Nordgren’s Symphony No.7 Op.124
is cast in a single large arch-form. The whole work is based on
a handful of material that may at first seem disparate but that
ultimately is developed into an impressive whole, It nevertheless
requires several hearings to yield all its secrets or – at least
– most of them. The broad introduction progressively states a
twelve-tone row that will later inform much of the music. Then
there is a short four-note motif sounding as a transposed DSCH
(Shostakovich’s signature) that reminds the listener that the
Russian composer was one of Nordgren’s idols. This short episode
– often played by the harp – appears later in the work to introduce
new sections. There is also a polska noted down by Taklax. Incidentally,
Nordgren used another of Taklax’s polskas in his popular Portraits
of Country Fiddlers Op.26
. Finally, the music also briefly
quotes a Japanese folk-dance rhythm reminding us that Nordgren
stayed in Japan, a salon piece by Winkler that the composer had
come across while studying with his violin teacher Rastenberger
and a short motif based on Kangas’ name. As already mentioned
this varied material may at first seem rather disparate but Nordgren
succeeds in weaving it all into a tightly-knit whole proceeding
almost seamlessly from beginning to end. The broad opening progressively
states the chromatic line. This is brought to a stop by the first
appearance of the transposed DSCH motif. Some development ensues
till the first forceful statement of the polska and its variants
at time reaching something approximating to an Ivesian chaos.
The music then progressively retreats and the symphony ends with
an appeased, luminous though unresolved coda. Nordgren’s Seventh
Symphony is one of his most emotionally complex works as well
as one of his most deeply personal achievements.
Summer Music Op.34
is an early work composed during Nordgren’s stay in Japan. Though clearly folk-inflected the music never quotes any real folk-tune. The result is a sunny, bright work, albeit one already abounding in many Nordgren hallmarks, such as harmonic clashes and allusions to folk music.
Nordgren’s Symphony No.8 Op.140
is essentially in two large movements separated by a brief intermezzo. The music of the first movement Minore
is dominated by the interval of a minor third whereas the interval of a major third prevails in the second movement Maggiore
- information drawn from Kalevi Aho’s excellent insert notes. The first movement opens in a mysterious mood that will prevail throughout most of its length. The ominous character of the music still emphasised by rhythmic ostinati that sound like an inexorably ticking clock is interrupted by two short-lived outbursts; but for most of the movement’s length, “there are no broad melodies and an air of expectation prevails” (Kalevi Aho). The short Intermezzo scored for harp, celesta and chiming percussion over a low F organ point on the double-basses and cellos acts as a bridge into the second movement.
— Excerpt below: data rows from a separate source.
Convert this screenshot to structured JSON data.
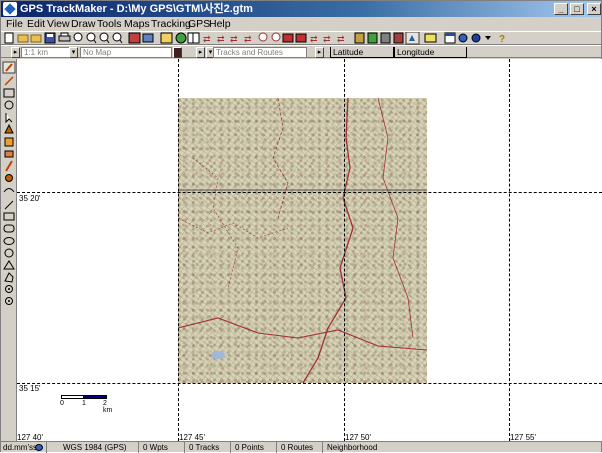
{
  "window": {
    "title": "GPS TrackMaker - D:\\My GPS\\GTM\\사진2.gtm",
    "controls": {
      "minimize": "_",
      "maximize": "□",
      "close": "×"
    }
  },
  "menu": [
    "File",
    "Edit",
    "View",
    "Draw",
    "Tools",
    "Maps",
    "Tracking",
    "GPS",
    "Help"
  ],
  "toolbar2": {
    "scale_value": "1:1 km",
    "map_value": "No Map",
    "tracks_value": "Tracks and Routes",
    "latitude_label": "Latitude",
    "longitude_label": "Longitude"
  },
  "map": {
    "lat_labels": [
      "35 20'",
      "35 15'"
    ],
    "lon_labels": [
      "127 40'",
      "127 45'",
      "127 50'",
      "127 55'"
    ],
    "scalebar": {
      "ticks": [
        "0",
        "1",
        "2 km"
      ]
    }
  },
  "status": {
    "coords_format": "dd.mm'ss\"",
    "datum": "WGS 1984 (GPS)",
    "waypoints": "0 Wpts",
    "tracks": "0 Tracks",
    "points": "0 Points",
    "routes": "0 Routes",
    "neighborhood": "Neighborhood"
  },
  "colors": {
    "titlebar_start": "#0a246a",
    "titlebar_end": "#a6caf0",
    "chrome": "#d4d0c8",
    "map_tile": "#d8d2b8",
    "road_red": "#a03030"
  }
}
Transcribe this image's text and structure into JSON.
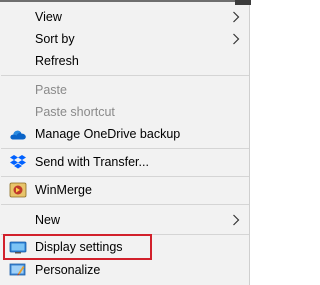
{
  "context_menu": {
    "items": [
      {
        "label": "View",
        "has_submenu": true,
        "enabled": true
      },
      {
        "label": "Sort by",
        "has_submenu": true,
        "enabled": true
      },
      {
        "label": "Refresh",
        "has_submenu": false,
        "enabled": true
      },
      {
        "label": "Paste",
        "has_submenu": false,
        "enabled": false
      },
      {
        "label": "Paste shortcut",
        "has_submenu": false,
        "enabled": false
      },
      {
        "label": "Manage OneDrive backup",
        "icon": "onedrive-cloud-icon",
        "enabled": true
      },
      {
        "label": "Send with Transfer...",
        "icon": "dropbox-transfer-icon",
        "enabled": true
      },
      {
        "label": "WinMerge",
        "icon": "winmerge-icon",
        "enabled": true
      },
      {
        "label": "New",
        "has_submenu": true,
        "enabled": true
      },
      {
        "label": "Display settings",
        "icon": "display-monitor-icon",
        "enabled": true,
        "highlighted": true
      },
      {
        "label": "Personalize",
        "icon": "personalize-icon",
        "enabled": true
      }
    ]
  },
  "colors": {
    "menu_background": "#f2f2f2",
    "disabled_text": "#8a8a8a",
    "highlight_border": "#d2202b",
    "onedrive_blue": "#0a64c8",
    "dropbox_blue": "#0061ff"
  }
}
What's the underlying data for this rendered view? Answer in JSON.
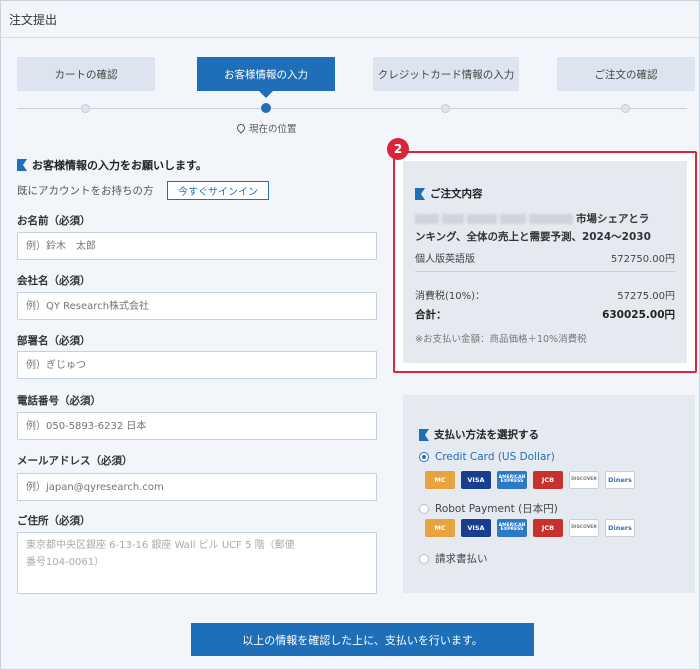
{
  "page": {
    "title": "注文提出"
  },
  "steps": [
    {
      "label": "カートの確認"
    },
    {
      "label": "お客様情報の入力"
    },
    {
      "label": "クレジットカード情報の入力"
    },
    {
      "label": "ご注文の確認"
    }
  ],
  "progress": {
    "current_label": "現在の位置",
    "current_step_index": 1
  },
  "customer": {
    "heading": "お客様情報の入力をお願いします。",
    "account_text": "既にアカウントをお持ちの方",
    "signin_label": "今すぐサインイン",
    "fields": {
      "name": {
        "label": "お名前（必須）",
        "placeholder": "例）鈴木　太郎"
      },
      "company": {
        "label": "会社名（必須）",
        "placeholder": "例）QY Research株式会社"
      },
      "department": {
        "label": "部署名（必須）",
        "placeholder": "例）ぎじゅつ"
      },
      "phone": {
        "label": "電話番号（必須）",
        "placeholder": "例）050-5893-6232 日本"
      },
      "email": {
        "label": "メールアドレス（必須）",
        "placeholder": "例）japan@qyresearch.com"
      },
      "address": {
        "label": "ご住所（必須）",
        "placeholder_line1": "東京都中央区銀座 6-13-16 銀座 Wall ビル UCF 5 階（郵便",
        "placeholder_line2": "番号104-0061）"
      }
    }
  },
  "order": {
    "badge": "2",
    "title": "ご注文内容",
    "product_line1_tail": "市場シェアとラ",
    "product_line2": "ンキング、全体の売上と需要予測、2024～2030",
    "edition_label": "個人版英語版",
    "edition_price": "572750.00円",
    "tax_label": "消費税(10%)：",
    "tax_value": "57275.00円",
    "total_label": "合計：",
    "total_value": "630025.00円",
    "note": "※お支払い金額：商品価格＋10%消費税"
  },
  "payment": {
    "heading": "支払い方法を選択する",
    "options": [
      {
        "label": "Credit Card (US Dollar)",
        "selected": true
      },
      {
        "label": "Robot Payment (日本円)",
        "selected": false
      },
      {
        "label": "請求書払い",
        "selected": false
      }
    ],
    "cards": [
      {
        "name": "mastercard-icon",
        "text": "MC",
        "color": "#e8a33c"
      },
      {
        "name": "visa-icon",
        "text": "VISA",
        "color": "#1a3d8f"
      },
      {
        "name": "amex-icon",
        "text": "AMERICAN EXPRESS",
        "color": "#2d79c7"
      },
      {
        "name": "jcb-icon",
        "text": "JCB",
        "color": "#c8302e"
      },
      {
        "name": "discover-icon",
        "text": "DISCOVER",
        "color": "#777777"
      },
      {
        "name": "diners-icon",
        "text": "Diners",
        "color": "#3a6fb0"
      }
    ]
  },
  "submit": {
    "label": "以上の情報を確認した上に、支払いを行います。"
  },
  "colors": {
    "accent": "#1f6fb8",
    "highlight": "#d9253a"
  }
}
This opens calmly with a heavy march rhythm anticipating the folk march that characterises the main part of the movement. As with the polska in the Seventh Symphony this marching tune is varied in many ways. After this episode, the music suddenly harks back to the material of the first movement thus creating an unsettling mood that the marching tune tries to dispel. The bright mood eventually has the upper and the symphony ends in a jubilant, though short-lived jubilant mood. The Eighth Symphony is yet another impressive achievement in its own right that magnificently crowns Nordgren’s symphonic cycle.
Nordgren managed to keep clear of all fashions and trends of his time and to remain his own man throughout his prolific composing career. He painstakingly succeeded in finding his own voice that makes his music instantly recognisable.
The Seventh and Eighth Symphonies undoubtedly place him amongst the most important and individual symphonists of his generation.
Juha Kangas has a long working association with Nordgren’s music and conducts vital readings of these impressive and often beautiful scores. The recording is superb and the production, including Kalevi Aho’s informative insert notes, is up to Alba’s best standards.
see also review by Carla
Nordgren’s symphonies on discs
Symphony No.2 Op.74 (1989)
Symphony No.4 Op.98 (1997)
Finnish Radio Symphony Orchestra/Juha Kangas
Symphony No.3 Op.88 (1993)
Symphony No.5 Op.103 (1998)
Finnish Radio Symphony Orchestra/Sakari Oramo
Ondine ODE 924-2